The following product is included in this recall: Serrano, Anaheim, Red Cherry Hot and Finger Hot Peppers, PLU 4691, purchased on or after Oct. 9, 2014. The stores have not received any reports of illnesses to date.

Martin’s Food Markets and Giant Food Stores operate in Maryland, West Virginia, Pennsylvania and Virginia. Both retail chains are owned by Netherlands-based Ahold.

New York State Agriculture Commissioner Richard A. Ball today warned consumers in Sullivan County and the surrounding area not to consume “unpasteurized” raw farm milk from the Richard Dirie Farm, due to possible Listeria contamination. The Dirie Farm is located at 1345 Shandelee Road, Livingston Manor, New York. To date, no illnesses are known by the Department to be associated with this product.

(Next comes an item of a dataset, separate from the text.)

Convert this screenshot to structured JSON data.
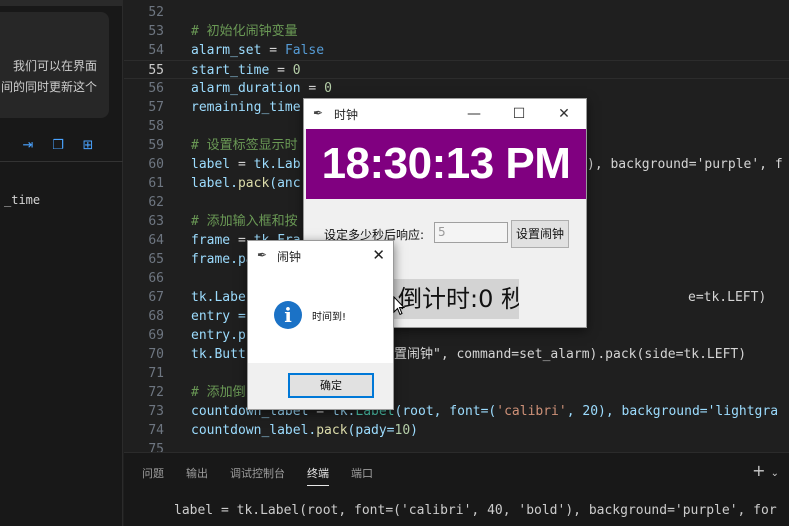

A sample of the milk, collected by an inspector from the Division of Milk Control and Dairy Services on October 21, 2014, was subsequently tested by the Department’s Food Laboratory and discovered to be contaminated with Listeria monocytogenes. On October 23, 2014, the producer was notified of a preliminary positive test result and he volunteered to suspend raw milk sales until the sample results were confirmed. Further laboratory testing, completed on October 28, 2014, confirmed the presence of Listeria monocytogenes in the raw milk sample. The producer is now prohibited from selling raw milk until subsequent sampling indicates that the product is free of harmful bacteria.

Listeria monocytogenes is an organism which can cause serious and sometimes fatal infections in young children, cancer patients, elderly people and others with weakened immune systems. Although otherwise healthy persons may suffer only short-term, flu-like symptoms such as high fever, severe headaches, stiffness, nausea, abdominal pain and diarrhea, Listeria can cause miscarriages and stillbirths among pregnant women.

It is important to note that raw milk does not provide the protection of pasteurization, which eliminates all pathogenic bacteria, including Listeria.

Chetak New York L.L.C. of Edison, NJ is recalling its 5560 packages of 7oz., 3840 packages of 14oz., & 1920 packages of 28oz. “DEEP RAW CASHEW PIECES” because they have the potential to be contaminated with Salmonella, an organism which can cause serious and sometimes fatal infections in young children, frail or elderly people, and others with weakened immune systems. Healthy persons infected with Salmonella often experience fever, diarrhea (which may be bloody), nausea, vomiting and abdominal pain. In rare circumstances, infection with Salmonella can result in the organism getting into the bloodstream and producing more severe illnesses such as arterial infections (i.e., infected aneurysms), endocarditis and arthritis.

The recalled “Deep Raw Cashew Pieces” were distributed nationwide in retail stores from March 12, 2014 to October 21,2014. The product comes in a 7 oz., 14oz., & 28oz. clear plastic package marked with UPC number on the rear of the package.

  • UPC number for 7oz. is 011433133104
  • UPC number for 14oz. is 011433133111
  • UPC number for 28oz. is 011433133128

No illnesses have been reported to date in connection with this problem.

The potential for contamination was noted after routine testing conducted by the FDA.